She continues to beg for his mercy. He gets more insensitive, “It is not fair to take the children’s food and throw it to the dogs” (Matthew 15:26). Dogs! Did Jesus just call this woman and her daughter a dog? When was the last time you heard someone called a dog and it meant as a compliment? Here is the second person of the Trinity, God-in-the-flesh, the I AM, and he is calling someone created in His image a “dog!”
Throughout the gospels Jesus shows a boundary-breaking presence but here we have a boundary-shaping reality. I believe what Jesus is doing, he is doing on behalf of his followers. He knows he has in front of him a woman who is not afraid to shake hell and run off demons if needed. Other words, he knows what type of faith she has.
When she starting crying out for Jesus to help her daughter, he remained silent. His disciples encouraged him to tell her to keep quiet. “She keeps shouting after us” (Luke 15:23), they said. He gave her the response that his disciples wanted him to give. He replied with a cultural response that they would have been familiar with – you dog! But when she persisted and refused to back down, “Yes, Lord, yet even the dogs eat the crumbs that fall from their masters table” (Luke 15:27), he responded in a way that would have dumb-founded the disciples. “Woman, great is your faith! Let it be done for you as you wish” (Luke 15:28).
Jesus plays the cultural bias, religious prejudice part and by doing so he highlights the absurdity of exclusion.

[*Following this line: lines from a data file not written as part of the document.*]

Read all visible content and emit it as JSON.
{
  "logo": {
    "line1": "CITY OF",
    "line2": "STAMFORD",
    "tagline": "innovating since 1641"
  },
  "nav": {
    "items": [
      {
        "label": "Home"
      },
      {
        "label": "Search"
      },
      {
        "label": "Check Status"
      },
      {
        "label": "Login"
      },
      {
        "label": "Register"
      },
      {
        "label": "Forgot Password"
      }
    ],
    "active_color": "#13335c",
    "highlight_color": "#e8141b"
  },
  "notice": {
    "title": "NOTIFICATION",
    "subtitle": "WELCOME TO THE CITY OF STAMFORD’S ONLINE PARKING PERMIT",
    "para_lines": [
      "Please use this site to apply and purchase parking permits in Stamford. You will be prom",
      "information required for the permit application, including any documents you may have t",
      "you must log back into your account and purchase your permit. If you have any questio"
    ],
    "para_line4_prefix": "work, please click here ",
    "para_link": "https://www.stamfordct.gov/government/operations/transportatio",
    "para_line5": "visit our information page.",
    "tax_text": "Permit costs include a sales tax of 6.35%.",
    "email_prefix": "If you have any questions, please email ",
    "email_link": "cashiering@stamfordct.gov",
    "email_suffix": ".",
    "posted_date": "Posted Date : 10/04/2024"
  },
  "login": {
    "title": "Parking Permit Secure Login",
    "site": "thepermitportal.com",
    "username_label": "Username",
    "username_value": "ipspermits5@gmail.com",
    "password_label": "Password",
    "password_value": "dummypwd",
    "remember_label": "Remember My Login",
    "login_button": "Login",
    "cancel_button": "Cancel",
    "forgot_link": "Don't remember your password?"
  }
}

There are many voices in our world that are silenced, lives that are oppressed, hope that is devastated, and situations that are simply demonic. As Dr. Brian Blount put it in a sermon to seminary students at Princeton, “It’s the kind of world Marvin Gaye sang about in his song entitled “Inner City Blues,” where he sang the line, “It makes me wanna holler and throw up both my hands.” Like the woman in today’s passage, when our children are being robbed of their life, it ought to make us wanna holler. When man-made barriers keep people from experiencing their God-given freedom, it ought to make us wanna holler. When borders stand in the way of someone’s safety, it ought to make us wanna holler. When children are abused, it ought to want to make us wanna holler. When the poor are taken advantage of, it ought to make us wanna holler. When someone is judged based on the color of their skin, it ought to make us wanna holler. When church traditions keep someone from experiencing the grace of God, it ought to make us wanna holler. When authority figures stand in the way of reconciliation, it ought to make us wanna holler. When healing is restricted, it ought to make us wanna holler.
Dr. Brian Blount continues in his sermon, “I think this is why Mark (and Matthew) kept this story in their gospels. They wanted us to holler for transformation the way that woman hollered for the transformation of her daughter’s life situation……If that woman could stand up to Jesus, I think Jesus was telling us, we ought to be able to stand up to anybody else or anything else on this planet. ‘You want change?’ he seems to be telling the woman. ‘Then you’re gonna have to fight for it. You’re gonna have to raise your voice.’”
It is time for the church to recommit itself to hollering. It is time we show our compassion through our actions and with our words. May it be said that kids are safe, families are together, and bullies have been silenced because we hollered for justice. May it be said that country club neighborhoods are not places of loneliness because we hollered for community. May it be said that homeless shelters are empty because we hollered with our actions. May it be said that every person knows they are loved by God and the church regardless of race, sexuality, or disability because we hollered for love.
May it be that in our hollerin’ and the actions that follow, Christ hollers back and every demon is cast out and the world is more beautiful than ever before. Let’s get to hollerin’ church! Amen.